"I was in bed for about 45 minutes and it felt like my stomach flipped, it's the only way I can describe it, and I just felt like I needed a poo. I ran to the toilet and gave birth to my daughter in the toilet at home by myself. I heard a crash and looked down and there were two feet sticking out of the toilet.
"I didn't have any pain. No one could believe that. I had my back ache and tummy ache but there wasn't actually any pain when I was physically [giving birth]."
Jones said she wrapped her newborn daughter in a towel before placing her in the sink. She then called her father to report the shocking turn of events, and her parents arrived around 10 minutes later.
"I had no idea I was pregnant until I saw the baby in the toilet. I was hysterically screaming, saying 'there's a baby', and they were expecting there to be a miscarriage - not a full-sized seven-pound baby in their kitchen sink."
Jones admitted she had been "terrified" by the surprise delivery and was "numb" from shock. Her parents called for an ambulance and the 22-year-old and her child were rushed to hospital.
"Dad described the kitchen - it just looked like a murder scene."
Jones acknowledged it took a few days to come to terms with her daughter's unannounced arrival, but about five days later, reality hit.
"Even now as a family, we still can't get our heads around what happened… it's one of the stories that you read about, but you never think it would be you."
What are cryptic pregnancies?
'Cryptic pregnancy' is a phenomenon in which a woman falls pregnant, but doesn't know she is expecting until very late into the pregnancy - or even at the time of birth.
In an article for The Conversation, Helen Cheyne - a Royal College of Midwives Professor of Midwifery Research at the University of Stirling - noted that despite cryptic pregnancies sounding almost farcical, they're not particularly rare. They are estimated to occur in around one in 2500 cases, suggesting around 320 cases in the UK annually.
"In these cases, women lack all awareness of pregnancy and report experiencing few, if any, of the common symptoms," Prof Cheyne said.
"'Menstrual–like' bleeding during pregnancy (any pregnant woman who experiences any vaginal bleeding should seek medical attention) is reported, although not explained, in around 1 percent of women.
"Morning sickness, the most common pregnancy symptom portrayed in the media and drama, is experienced by around 70 percent of pregnant women but varies widely in severity and duration and may again be attributed to numerous other causes."

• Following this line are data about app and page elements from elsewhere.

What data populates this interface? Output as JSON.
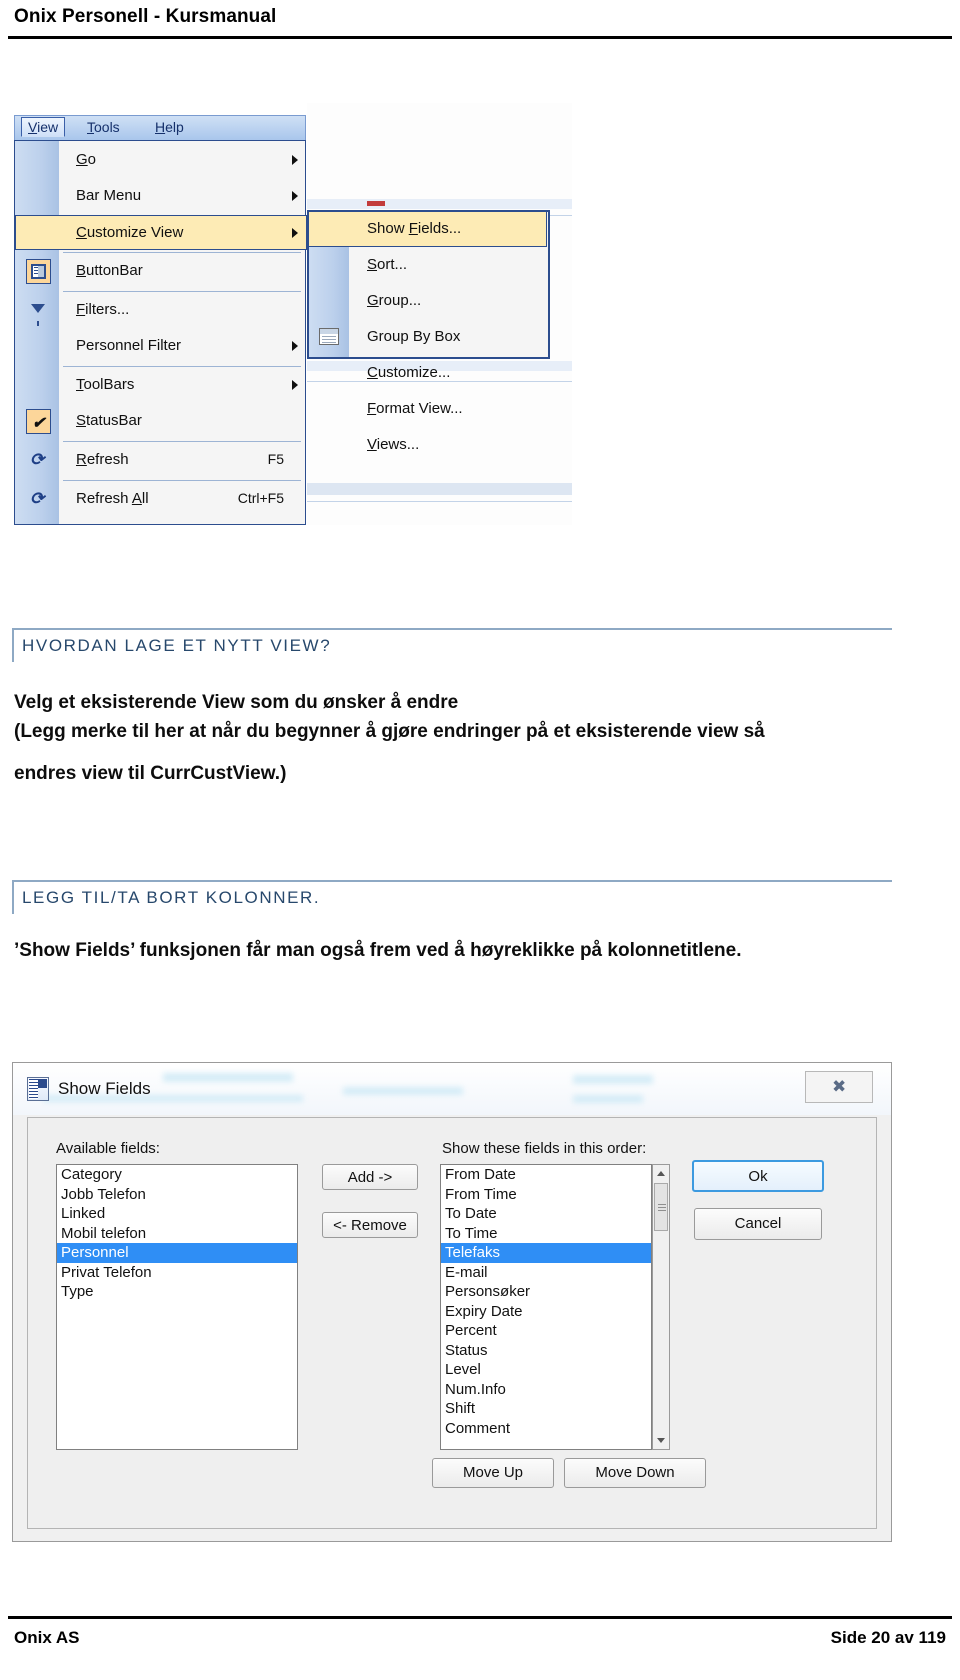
{
  "header": {
    "title": "Onix Personell - Kursmanual"
  },
  "footer": {
    "left": "Onix AS",
    "right": "Side 20 av 119"
  },
  "menu_screenshot": {
    "menubar": [
      {
        "label": "View",
        "accel": "V",
        "active": true
      },
      {
        "label": "Tools",
        "accel": "T",
        "active": false
      },
      {
        "label": "Help",
        "accel": "H",
        "active": false
      }
    ],
    "view_menu": [
      {
        "label": "Go",
        "accel": "G",
        "shortcut": "",
        "submenu": true,
        "highlighted": false,
        "icon": "",
        "separator_after": false
      },
      {
        "label": "Bar Menu",
        "accel": "",
        "shortcut": "",
        "submenu": true,
        "highlighted": false,
        "icon": "",
        "separator_after": false
      },
      {
        "label": "Customize View",
        "accel": "C",
        "shortcut": "",
        "submenu": true,
        "highlighted": true,
        "icon": "",
        "separator_after": true
      },
      {
        "label": "ButtonBar",
        "accel": "B",
        "shortcut": "",
        "submenu": false,
        "highlighted": false,
        "icon": "buttonbar-icon",
        "separator_after": true
      },
      {
        "label": "Filters...",
        "accel": "F",
        "shortcut": "",
        "submenu": false,
        "highlighted": false,
        "icon": "funnel-icon",
        "separator_after": false
      },
      {
        "label": "Personnel Filter",
        "accel": "",
        "shortcut": "",
        "submenu": true,
        "highlighted": false,
        "icon": "",
        "separator_after": true
      },
      {
        "label": "ToolBars",
        "accel": "T",
        "shortcut": "",
        "submenu": true,
        "highlighted": false,
        "icon": "",
        "separator_after": false
      },
      {
        "label": "StatusBar",
        "accel": "S",
        "shortcut": "",
        "submenu": false,
        "highlighted": false,
        "icon": "checkmark-icon",
        "separator_after": true
      },
      {
        "label": "Refresh",
        "accel": "R",
        "shortcut": "F5",
        "submenu": false,
        "highlighted": false,
        "icon": "refresh-icon",
        "separator_after": true
      },
      {
        "label": "Refresh All",
        "accel": "A",
        "shortcut": "Ctrl+F5",
        "submenu": false,
        "highlighted": false,
        "icon": "refresh-all-icon",
        "separator_after": false
      }
    ],
    "customize_view_submenu": [
      {
        "label": "Show Fields...",
        "accel": "F",
        "highlighted": true,
        "icon": ""
      },
      {
        "label": "Sort...",
        "accel": "S",
        "highlighted": false,
        "icon": ""
      },
      {
        "label": "Group...",
        "accel": "G",
        "highlighted": false,
        "icon": ""
      },
      {
        "label": "Group By Box",
        "accel": "",
        "highlighted": false,
        "icon": "group-by-box-icon"
      },
      {
        "label": "Customize...",
        "accel": "C",
        "highlighted": false,
        "icon": ""
      },
      {
        "label": "Format View...",
        "accel": "F",
        "highlighted": false,
        "icon": ""
      },
      {
        "label": "Views...",
        "accel": "V",
        "highlighted": false,
        "icon": ""
      }
    ]
  },
  "section1": {
    "heading": "HVORDAN LAGE ET NYTT VIEW?",
    "line1": "Velg et eksisterende View som du ønsker å endre",
    "line2": "(Legg merke til her at når du begynner å gjøre endringer på et eksisterende view så",
    "line3": "endres view til CurrCustView.)"
  },
  "section2": {
    "heading": "LEGG TIL/TA BORT KOLONNER.",
    "line1": "’Show Fields’ funksjonen får man også frem ved å høyreklikke på kolonnetitlene."
  },
  "dialog": {
    "title": "Show Fields",
    "close_glyph": "✖",
    "available_label": "Available fields:",
    "order_label": "Show these fields in this order:",
    "available_fields": [
      {
        "label": "Category",
        "selected": false
      },
      {
        "label": "Jobb Telefon",
        "selected": false
      },
      {
        "label": "Linked",
        "selected": false
      },
      {
        "label": "Mobil telefon",
        "selected": false
      },
      {
        "label": "Personnel",
        "selected": true
      },
      {
        "label": "Privat Telefon",
        "selected": false
      },
      {
        "label": "Type",
        "selected": false
      }
    ],
    "order_fields": [
      {
        "label": "From Date",
        "selected": false
      },
      {
        "label": "From Time",
        "selected": false
      },
      {
        "label": "To Date",
        "selected": false
      },
      {
        "label": "To Time",
        "selected": false
      },
      {
        "label": "Telefaks",
        "selected": true
      },
      {
        "label": "E-mail",
        "selected": false
      },
      {
        "label": "Personsøker",
        "selected": false
      },
      {
        "label": "Expiry Date",
        "selected": false
      },
      {
        "label": "Percent",
        "selected": false
      },
      {
        "label": "Status",
        "selected": false
      },
      {
        "label": "Level",
        "selected": false
      },
      {
        "label": "Num.Info",
        "selected": false
      },
      {
        "label": "Shift",
        "selected": false
      },
      {
        "label": "Comment",
        "selected": false
      }
    ],
    "buttons": {
      "add": "Add ->",
      "remove": "<- Remove",
      "ok": "Ok",
      "cancel": "Cancel",
      "move_up": "Move Up",
      "move_down": "Move Down"
    }
  },
  "colors": {
    "accent_heading": "#27486c",
    "menu_highlight": "#fdebb5",
    "menu_border": "#2c4d8e",
    "list_selection": "#2f8ef5"
  }
}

Various physiological or psychological theories have been suggested to explain cryptic pregnancy. While it may occur more commonly in women who have a co-existing mental health condition, Cheyne noted, many cases occur in women who have no evidence of underlying mental health problems and its cause remains unknown.
"There are many uncertainties surrounding childbirth and even today many, superficially straightforward, aspects of pregnancy and birth remain poorly understood. While we may continue to read these news reports with some disbelief, we must ensure that we respect and protect the women behind these tales of the unexpected."